Uzytkownik "Alan Dicey"
napisal w wiadomosci ...
As far as I can recall, forward sweep confers the advantage that
spanwise flow is now inwards, and the wingtips (with associated control
surfaces) stall last instead of first, so control authority is retained
at higher angles of attack or "deeper into the stall". In the X-29 they
were combined with canards, a supercritical wing and aerodynamic
instabilty in a search for enhanced maneuverability. See here
for the NASA Dryden infosheet. I seem to remember that the advantages
gained did not warrant the construction costs/difficulties (aeroelastic

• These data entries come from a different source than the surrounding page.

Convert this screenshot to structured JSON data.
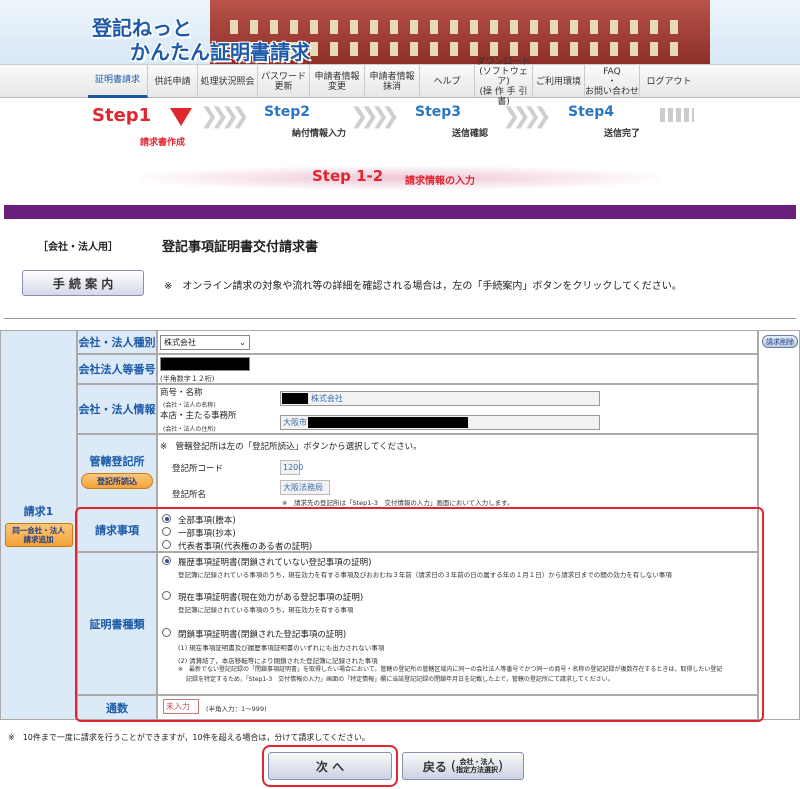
{
  "header": {
    "logo_line1": "登記ねっと",
    "logo_line2": "かんたん証明書請求"
  },
  "nav": [
    {
      "label": "証明書請求",
      "active": true
    },
    {
      "label": "供託申請"
    },
    {
      "label": "処理状況照会"
    },
    {
      "label": "パスワード\n更新"
    },
    {
      "label": "申請者情報\n変更"
    },
    {
      "label": "申請者情報\n抹消"
    },
    {
      "label": "ヘルプ"
    },
    {
      "label": "ダウンロード\n(ソフトウェア)\n(操 作 手 引 書)"
    },
    {
      "label": "ご利用環境"
    },
    {
      "label": "FAQ\n・\nお問い合わせ"
    },
    {
      "label": "ログアウト"
    }
  ],
  "steps": {
    "step1": "Step1",
    "step1_sub": "請求書作成",
    "step2": "Step2",
    "step2_sub": "納付情報入力",
    "step3": "Step3",
    "step3_sub": "送信確認",
    "step4": "Step4",
    "step4_sub": "送信完了"
  },
  "substep": {
    "num": "Step 1-2",
    "title": "請求情報の入力"
  },
  "page": {
    "category": "［会社・法人用］",
    "title": "登記事項証明書交付請求書",
    "guide_button": "手 続 案 内",
    "guide_note": "※　オンライン請求の対象や流れ等の詳細を確認される場合は，左の「手続案内」ボタンをクリックしてください。"
  },
  "form": {
    "request_label": "請求1",
    "add_same_button": "同一会社・法人\n請求追加",
    "delete_button": "請求削除",
    "corp_type_label": "会社・法人種別",
    "corp_type_value": "株式会社",
    "corp_number_label": "会社法人等番号",
    "corp_number_hint": "(半角数字１２桁)",
    "corp_info_label": "会社・法人情報",
    "trade_name_label": "商号・名称",
    "trade_name_sub": "(会社・法人の名称)",
    "trade_name_value": "株式会社",
    "office_label": "本店・主たる事務所",
    "office_sub": "(会社・法人の住所)",
    "office_value": "大阪市",
    "registry_label": "管轄登記所",
    "registry_read_button": "登記所読込",
    "registry_note": "※　管轄登記所は左の「登記所読込」ボタンから選択してください。",
    "registry_code_label": "登記所コード",
    "registry_code_value": "1200",
    "registry_name_label": "登記所名",
    "registry_name_value": "大阪法務局",
    "registry_name_note": "※　請求先の登記所は「Step1-3　交付情報の入力」画面において入力します。",
    "request_item_label": "請求事項",
    "request_items": [
      {
        "label": "全部事項(謄本)",
        "checked": true
      },
      {
        "label": "一部事項(抄本)",
        "checked": false
      },
      {
        "label": "代表者事項(代表権のある者の証明)",
        "checked": false
      }
    ],
    "cert_type_label": "証明書種類",
    "cert_types": [
      {
        "label": "履歴事項証明書(閉鎖されていない登記事項の証明)",
        "checked": true,
        "note": "登記簿に記録されている事項のうち，現在効力を有する事項及びおおむね３年前（請求日の３年前の日の属する年の１月１日）から請求日までの間の効力を有しない事項"
      },
      {
        "label": "現在事項証明書(現在効力がある登記事項の証明)",
        "checked": false,
        "note": "登記簿に記録されている事項のうち，現在効力を有する事項"
      },
      {
        "label": "閉鎖事項証明書(閉鎖された登記事項の証明)",
        "checked": false,
        "note": "(1) 現在事項証明書及び履歴事項証明書のいずれにも出力されない事項",
        "note2": "(2) 清算結了，本店移転等により閉鎖された登記簿に記録された事項",
        "note3": "※　最新でない登記記録の「閉鎖事項証明書」を取得したい場合において，管轄の登記所の管轄区域内に同一の会社法人等番号でかつ同一の商号・名称の登記記録が複数存在するときは，取得したい登記",
        "note4": "記録を特定するため，「Step1-3　交付情報の入力」画面の「特定情報」欄に当該登記記録の閉鎖年月日を記載した上で，管轄の登記所にて請求してください。"
      }
    ],
    "copies_label": "通数",
    "copies_placeholder": "未入力",
    "copies_hint": "(半角入力：1〜999)"
  },
  "footer": {
    "limit_note": "※　10件まで一度に請求を行うことができますが，10件を超える場合は，分けて請求してください。",
    "next_button": "次 へ",
    "back_button": "戻る",
    "back_sub": "会社・法人\n指定方法選択"
  },
  "colors": {
    "accent_blue": "#1c5aa8",
    "purple_bar": "#6b1f7c",
    "highlight_red": "#e0262f",
    "orange_button": "#f5a23a"
  }
}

tailoring with composites in the wing structure, as I recall) and so the
technique was not carried forward into new fighter design. Perhaps Mary
Shafer may know more of the projects findings?
I dug through my old notices on X-29A and X-31X and found these references:
 Bandyopadhyay G. - "Low-Speed Aerodynamic Characteristics of
Close-Coupled Canard Configuration at Incidence and Sideslip", Journal of
Aircraft, Vol. 28, No. 10, October 1991
 Er-El J. - "Effect of Wing/Canard Interference on the Loading of a Delta
Wing", Journal of Aircraft, Vol. 25, No. 1, January 1988
 Manoeuvring Aerodynamics, AGARD CP 497, Toulouse, France, May 1991
[3.a] Ross Hannes - "X-31 Enhancement of Aerodynamics for Maneuvering beyond
Stall", Paper 2
[3.b] Kraus W. - "X-31, Discussion of Steady State and Rotary Derivatives",
[3.c] Ferretti A., Bartoli A., Salvatore A. - "Prediction of Aerodynamic
Phenomena Limiting Aircraft Manoeuvrability", Paper 5
[3.d] Visintini L., Pertile R., Mentasti A. - "Parametric Effects of some
Aircraft Components on High-Alpha Aerodynamic Characteristics", Paper 6
Close-Coupled Canard was my main area of interest these days so sweep
(-forward or -back) can be treated mariginally in these papers, but I hope
they can help you.